This is determined by 3 things:

  1. Lateral inhibition of the central nervous system (CNS)
  2. Two-point discrimination
  3. Synaptic convergence and divergence

Lateral Inhibition

Lateral inhibition is the ability of excited neurones to inhibit the activity of neighbouring neurones. This prevents the lateral spread of neuronal activity. Consequently, this creates an increased contrast in excitation between neighbouring neurones, allowing better sensory acuity.

Lateral inhibition is a key component in visual processing as it helps to increase the contrast and enhance the perception of edges. Lateral inhibition is also important when processing fine touch, as the amplified differences in neuronal activity allow a person to better pinpoint the area being touched.

Fig 1 – Diagram demonstrating the process of lateral inhibition. All three neurones are stimulated, however in this case neurone B is stimulated the most and so sends inhibitory signals to neurones A and C.

Two-point Discrimination

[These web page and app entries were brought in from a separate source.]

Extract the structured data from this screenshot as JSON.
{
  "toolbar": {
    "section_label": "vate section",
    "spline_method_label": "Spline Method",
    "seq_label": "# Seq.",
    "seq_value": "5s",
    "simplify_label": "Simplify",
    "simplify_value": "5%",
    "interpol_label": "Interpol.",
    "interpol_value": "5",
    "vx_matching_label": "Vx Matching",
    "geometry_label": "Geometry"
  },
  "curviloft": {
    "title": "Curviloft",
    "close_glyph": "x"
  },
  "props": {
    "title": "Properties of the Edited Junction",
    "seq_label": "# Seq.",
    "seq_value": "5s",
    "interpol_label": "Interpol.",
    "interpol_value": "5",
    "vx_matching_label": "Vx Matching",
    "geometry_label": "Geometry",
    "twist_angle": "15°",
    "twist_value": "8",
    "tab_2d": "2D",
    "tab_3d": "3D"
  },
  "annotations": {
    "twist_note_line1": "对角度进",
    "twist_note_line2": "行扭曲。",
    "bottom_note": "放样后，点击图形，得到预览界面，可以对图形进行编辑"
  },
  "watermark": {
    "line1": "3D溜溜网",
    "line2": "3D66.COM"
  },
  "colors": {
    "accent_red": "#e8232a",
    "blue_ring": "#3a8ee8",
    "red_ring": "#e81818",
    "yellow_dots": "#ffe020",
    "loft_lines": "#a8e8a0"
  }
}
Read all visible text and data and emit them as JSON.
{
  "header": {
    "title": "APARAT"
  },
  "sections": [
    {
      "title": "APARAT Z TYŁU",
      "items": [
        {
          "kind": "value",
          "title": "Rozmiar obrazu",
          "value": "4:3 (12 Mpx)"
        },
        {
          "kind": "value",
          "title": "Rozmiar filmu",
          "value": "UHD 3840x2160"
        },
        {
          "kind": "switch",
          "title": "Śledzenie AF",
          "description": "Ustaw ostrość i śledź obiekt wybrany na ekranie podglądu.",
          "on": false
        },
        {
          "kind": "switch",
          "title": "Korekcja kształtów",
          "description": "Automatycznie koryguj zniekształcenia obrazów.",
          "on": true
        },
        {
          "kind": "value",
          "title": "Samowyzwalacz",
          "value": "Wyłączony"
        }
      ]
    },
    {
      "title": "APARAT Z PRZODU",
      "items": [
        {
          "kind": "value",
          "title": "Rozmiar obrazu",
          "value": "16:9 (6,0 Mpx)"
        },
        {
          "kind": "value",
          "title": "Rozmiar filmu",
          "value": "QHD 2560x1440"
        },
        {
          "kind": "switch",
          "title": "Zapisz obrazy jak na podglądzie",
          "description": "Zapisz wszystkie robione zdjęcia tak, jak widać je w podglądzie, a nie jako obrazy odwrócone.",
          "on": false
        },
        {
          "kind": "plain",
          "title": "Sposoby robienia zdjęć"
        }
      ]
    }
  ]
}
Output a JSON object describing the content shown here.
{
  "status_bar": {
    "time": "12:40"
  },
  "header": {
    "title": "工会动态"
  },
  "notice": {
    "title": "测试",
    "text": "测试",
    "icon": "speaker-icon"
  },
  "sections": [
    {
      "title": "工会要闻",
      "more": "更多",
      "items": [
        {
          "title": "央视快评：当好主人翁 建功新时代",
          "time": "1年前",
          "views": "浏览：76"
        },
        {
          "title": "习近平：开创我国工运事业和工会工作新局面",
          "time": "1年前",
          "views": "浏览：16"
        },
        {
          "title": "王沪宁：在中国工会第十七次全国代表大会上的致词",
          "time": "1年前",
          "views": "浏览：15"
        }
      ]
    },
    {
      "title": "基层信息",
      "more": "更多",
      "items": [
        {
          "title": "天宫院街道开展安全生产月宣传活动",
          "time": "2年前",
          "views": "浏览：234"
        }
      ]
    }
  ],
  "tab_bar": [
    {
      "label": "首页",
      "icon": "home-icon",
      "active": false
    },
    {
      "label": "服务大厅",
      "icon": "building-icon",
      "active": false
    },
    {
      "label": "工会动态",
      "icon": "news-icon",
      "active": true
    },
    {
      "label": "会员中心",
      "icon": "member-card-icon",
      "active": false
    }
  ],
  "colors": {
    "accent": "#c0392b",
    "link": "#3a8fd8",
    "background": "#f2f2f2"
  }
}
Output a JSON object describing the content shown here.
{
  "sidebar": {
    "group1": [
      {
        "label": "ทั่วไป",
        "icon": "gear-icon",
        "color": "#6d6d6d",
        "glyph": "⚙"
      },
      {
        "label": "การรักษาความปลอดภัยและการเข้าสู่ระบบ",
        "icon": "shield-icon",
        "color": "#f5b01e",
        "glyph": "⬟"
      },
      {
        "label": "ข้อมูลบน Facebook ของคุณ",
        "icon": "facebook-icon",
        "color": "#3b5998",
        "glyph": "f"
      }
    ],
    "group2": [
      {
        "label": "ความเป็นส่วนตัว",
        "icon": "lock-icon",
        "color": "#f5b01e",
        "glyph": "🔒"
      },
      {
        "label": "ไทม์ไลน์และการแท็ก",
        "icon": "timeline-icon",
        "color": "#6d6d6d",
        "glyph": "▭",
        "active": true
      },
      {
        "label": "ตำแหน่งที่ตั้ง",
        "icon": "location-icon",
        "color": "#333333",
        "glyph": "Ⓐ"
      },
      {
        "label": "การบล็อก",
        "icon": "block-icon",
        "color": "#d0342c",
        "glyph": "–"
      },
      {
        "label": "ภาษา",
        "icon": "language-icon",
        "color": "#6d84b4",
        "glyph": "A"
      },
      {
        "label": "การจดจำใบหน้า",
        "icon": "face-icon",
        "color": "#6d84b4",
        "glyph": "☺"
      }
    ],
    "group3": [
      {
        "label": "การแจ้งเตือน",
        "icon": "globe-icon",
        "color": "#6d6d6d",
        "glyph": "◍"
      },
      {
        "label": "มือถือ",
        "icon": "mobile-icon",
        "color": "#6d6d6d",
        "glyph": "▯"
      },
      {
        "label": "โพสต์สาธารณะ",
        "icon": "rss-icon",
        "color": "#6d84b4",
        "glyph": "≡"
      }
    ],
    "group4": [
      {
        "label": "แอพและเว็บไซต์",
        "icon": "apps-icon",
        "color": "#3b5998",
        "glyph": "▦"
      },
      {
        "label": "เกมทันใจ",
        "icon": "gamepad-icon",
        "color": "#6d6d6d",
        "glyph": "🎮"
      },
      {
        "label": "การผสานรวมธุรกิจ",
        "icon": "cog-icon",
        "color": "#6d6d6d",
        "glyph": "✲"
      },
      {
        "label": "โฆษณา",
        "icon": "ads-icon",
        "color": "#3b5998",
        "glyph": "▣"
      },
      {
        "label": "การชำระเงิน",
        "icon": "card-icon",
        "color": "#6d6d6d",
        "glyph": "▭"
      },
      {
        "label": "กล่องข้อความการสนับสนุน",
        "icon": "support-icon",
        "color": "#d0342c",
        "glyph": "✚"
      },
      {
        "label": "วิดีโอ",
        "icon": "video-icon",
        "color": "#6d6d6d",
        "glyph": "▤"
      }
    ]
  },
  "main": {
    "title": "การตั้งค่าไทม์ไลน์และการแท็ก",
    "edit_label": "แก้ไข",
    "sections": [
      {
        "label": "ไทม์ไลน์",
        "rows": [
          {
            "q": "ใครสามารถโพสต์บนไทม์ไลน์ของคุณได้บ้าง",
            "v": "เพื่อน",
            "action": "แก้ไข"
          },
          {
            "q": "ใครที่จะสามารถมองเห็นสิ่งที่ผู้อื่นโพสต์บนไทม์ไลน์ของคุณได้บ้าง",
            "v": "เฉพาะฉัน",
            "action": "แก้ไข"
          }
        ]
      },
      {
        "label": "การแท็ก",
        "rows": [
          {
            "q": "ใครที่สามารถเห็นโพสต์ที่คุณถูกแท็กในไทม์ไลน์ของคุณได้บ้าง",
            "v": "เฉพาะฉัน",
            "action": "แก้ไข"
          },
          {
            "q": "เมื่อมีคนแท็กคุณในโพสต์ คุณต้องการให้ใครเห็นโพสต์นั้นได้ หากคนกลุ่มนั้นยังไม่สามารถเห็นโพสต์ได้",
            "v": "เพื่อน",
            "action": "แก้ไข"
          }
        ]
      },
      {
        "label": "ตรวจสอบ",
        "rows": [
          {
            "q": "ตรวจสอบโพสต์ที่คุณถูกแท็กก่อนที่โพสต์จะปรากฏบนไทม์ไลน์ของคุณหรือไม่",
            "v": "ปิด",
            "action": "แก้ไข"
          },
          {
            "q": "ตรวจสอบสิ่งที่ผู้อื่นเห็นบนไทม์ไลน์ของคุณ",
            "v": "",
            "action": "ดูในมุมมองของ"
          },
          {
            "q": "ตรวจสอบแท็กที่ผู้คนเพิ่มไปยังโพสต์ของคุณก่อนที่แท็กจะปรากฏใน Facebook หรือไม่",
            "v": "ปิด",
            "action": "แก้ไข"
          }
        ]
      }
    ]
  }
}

Two-point discrimination is the ability to discern between two points touching the skin. Hence, it describes the minimum distance required between two simultaneous stimulations applied to be registered. This distance tends to vary depending on which part of the body we are testing. For example, in the fingertips, the minimum distance required to achieve this phenomenon is smaller than the distance required further up the arm.

Two factors determine two-point discrimination: density of sensory receptors, and size of neuronal receptive fields. The higher the number of sensory receptors in a region, the more accurate the sensory perception of the region. Fingertips have 3-4 times more density of sensory receptors than the hand.

Each neurone has a specific sensory space that if simulated will result in the activation of that particular neurone. This space is known as the receptive field of that neurone. The receptive field varies in size. The larger the receptive field is, the greater the area that it detects changes in but also less precise perception, and vice versa. Hence, areas with the most sensitive two-point discrimination will have a high density of receptors with small receptive fields. Where receptive fields overlap, this results in reduced precision of perception.

Fig 2 – Diagram showing the two-point discrimination distance of various parts of the body.

Synaptic Convergence and Divergence

Synaptic convergence is when several first-order neurones converge on one second-order neurone. It results in reduced acuity as a signal from multiple receptors converges on one neurone. However, this process also increases the overall sensitivity to stimulation as the activation of multiple receptors can activate the second-order neurone.

Synaptic divergence involves one first-order neurone stimulating several second-order neurones. It allows for a more precise sense of perception by amplifying the signal from a single receptor or area.

Clinical Relevance – Testing Two-Point Discrimination

Two-point discrimination is often tested within a neurological examination to assess tactile perception. It should be carried out with the patient’s eyes closed to prevent the interference of visual stimuli.

A calliper, or reshaped paperclip, should be used and the patient should be asked when touched to report whether they felt one or two points. The smallest distance between two points that still results in the perception of two stimuli is recorded as the two-point threshold.

The two-point threshold can be reduced by either damage to a peripheral nerve or damage to the Dorsal Column-Medial Lemniscal pathway.